When the string "desktop" occurs in a line of the listing below, return that line.

Raw data Block Start

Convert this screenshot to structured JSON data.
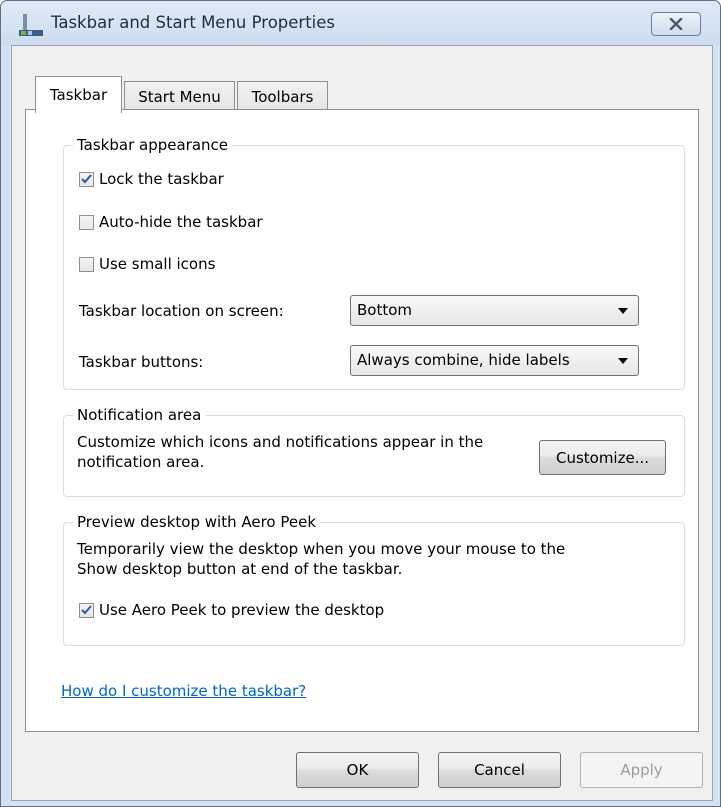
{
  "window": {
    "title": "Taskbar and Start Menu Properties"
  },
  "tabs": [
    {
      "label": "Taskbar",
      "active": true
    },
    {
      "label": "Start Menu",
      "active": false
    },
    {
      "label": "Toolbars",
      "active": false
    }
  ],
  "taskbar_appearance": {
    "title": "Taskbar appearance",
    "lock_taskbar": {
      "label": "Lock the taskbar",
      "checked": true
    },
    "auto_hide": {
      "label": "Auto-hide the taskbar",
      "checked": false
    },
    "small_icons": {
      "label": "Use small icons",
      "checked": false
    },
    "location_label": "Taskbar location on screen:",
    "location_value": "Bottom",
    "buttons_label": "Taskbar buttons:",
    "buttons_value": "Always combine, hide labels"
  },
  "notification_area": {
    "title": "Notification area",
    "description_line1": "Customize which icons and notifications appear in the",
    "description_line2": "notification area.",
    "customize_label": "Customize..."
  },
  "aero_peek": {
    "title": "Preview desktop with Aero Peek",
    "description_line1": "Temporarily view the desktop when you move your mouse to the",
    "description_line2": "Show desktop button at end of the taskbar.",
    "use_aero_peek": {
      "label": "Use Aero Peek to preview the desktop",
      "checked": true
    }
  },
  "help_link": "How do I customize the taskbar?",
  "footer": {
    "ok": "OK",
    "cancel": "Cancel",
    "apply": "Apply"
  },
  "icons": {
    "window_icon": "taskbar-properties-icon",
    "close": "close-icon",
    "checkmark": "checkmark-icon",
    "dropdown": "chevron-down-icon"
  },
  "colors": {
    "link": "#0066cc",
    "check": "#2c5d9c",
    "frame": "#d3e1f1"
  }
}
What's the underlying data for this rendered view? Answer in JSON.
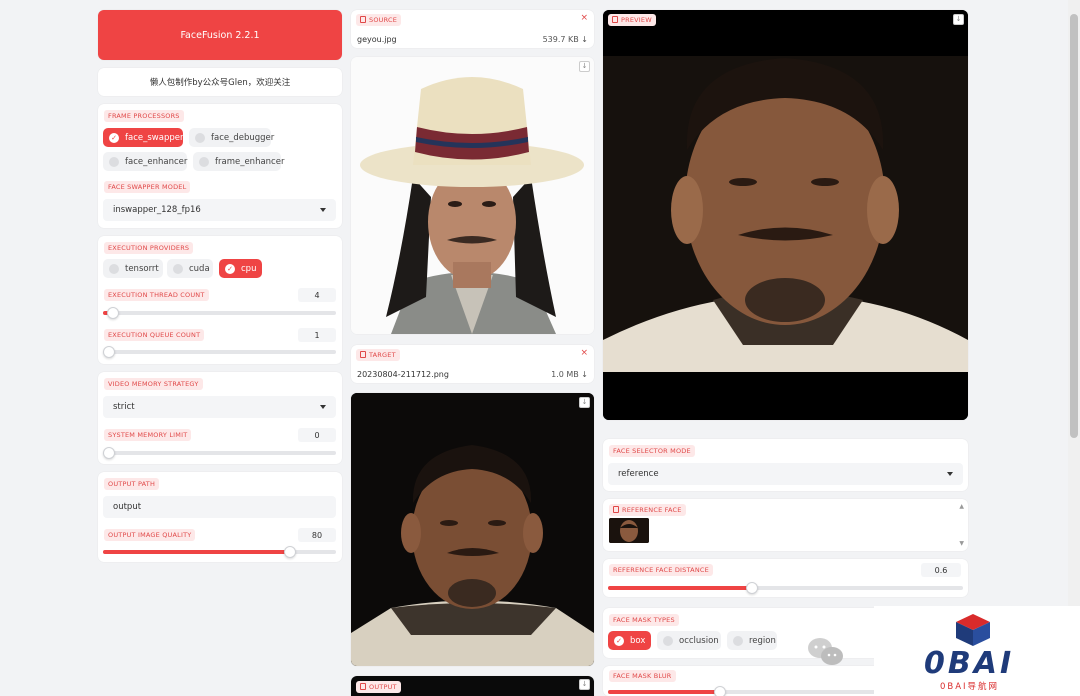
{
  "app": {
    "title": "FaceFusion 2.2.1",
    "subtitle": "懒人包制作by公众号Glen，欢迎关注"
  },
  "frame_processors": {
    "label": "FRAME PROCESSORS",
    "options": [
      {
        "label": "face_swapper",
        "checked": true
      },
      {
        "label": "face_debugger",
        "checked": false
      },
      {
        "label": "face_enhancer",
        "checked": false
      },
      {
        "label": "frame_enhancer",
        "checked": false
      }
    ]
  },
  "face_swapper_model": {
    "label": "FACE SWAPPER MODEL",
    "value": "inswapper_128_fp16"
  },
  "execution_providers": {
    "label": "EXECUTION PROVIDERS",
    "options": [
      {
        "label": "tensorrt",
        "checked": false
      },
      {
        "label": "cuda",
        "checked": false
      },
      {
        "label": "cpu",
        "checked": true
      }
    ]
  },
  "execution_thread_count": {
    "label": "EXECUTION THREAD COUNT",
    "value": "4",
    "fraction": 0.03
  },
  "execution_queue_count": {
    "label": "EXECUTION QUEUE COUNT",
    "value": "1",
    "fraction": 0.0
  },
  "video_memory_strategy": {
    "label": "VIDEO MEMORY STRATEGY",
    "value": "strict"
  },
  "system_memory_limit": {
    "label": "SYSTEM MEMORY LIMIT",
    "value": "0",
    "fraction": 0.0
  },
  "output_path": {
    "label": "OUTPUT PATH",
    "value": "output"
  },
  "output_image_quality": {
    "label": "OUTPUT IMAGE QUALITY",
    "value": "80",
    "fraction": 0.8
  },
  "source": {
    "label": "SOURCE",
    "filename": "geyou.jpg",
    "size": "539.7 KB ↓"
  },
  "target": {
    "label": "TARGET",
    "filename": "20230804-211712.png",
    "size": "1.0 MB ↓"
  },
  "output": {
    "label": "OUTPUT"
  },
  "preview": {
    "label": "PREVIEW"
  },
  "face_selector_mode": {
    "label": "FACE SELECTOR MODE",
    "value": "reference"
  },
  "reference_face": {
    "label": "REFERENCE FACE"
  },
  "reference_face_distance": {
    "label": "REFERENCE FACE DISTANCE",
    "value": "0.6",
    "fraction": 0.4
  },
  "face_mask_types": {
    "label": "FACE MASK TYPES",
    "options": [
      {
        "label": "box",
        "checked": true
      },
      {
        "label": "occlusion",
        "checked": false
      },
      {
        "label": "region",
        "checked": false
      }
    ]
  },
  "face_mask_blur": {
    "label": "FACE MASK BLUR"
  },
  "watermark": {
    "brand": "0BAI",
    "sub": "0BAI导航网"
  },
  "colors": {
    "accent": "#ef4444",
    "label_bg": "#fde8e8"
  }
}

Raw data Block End

Solved problem –
    "title": "Preview desktop with Aero Peek",
    "description_line1": "Temporarily view the desktop when you move your mouse to the",
    "description_line2": "Show desktop button at end of the taskbar.",
      "label": "Use Aero Peek to preview the desktop",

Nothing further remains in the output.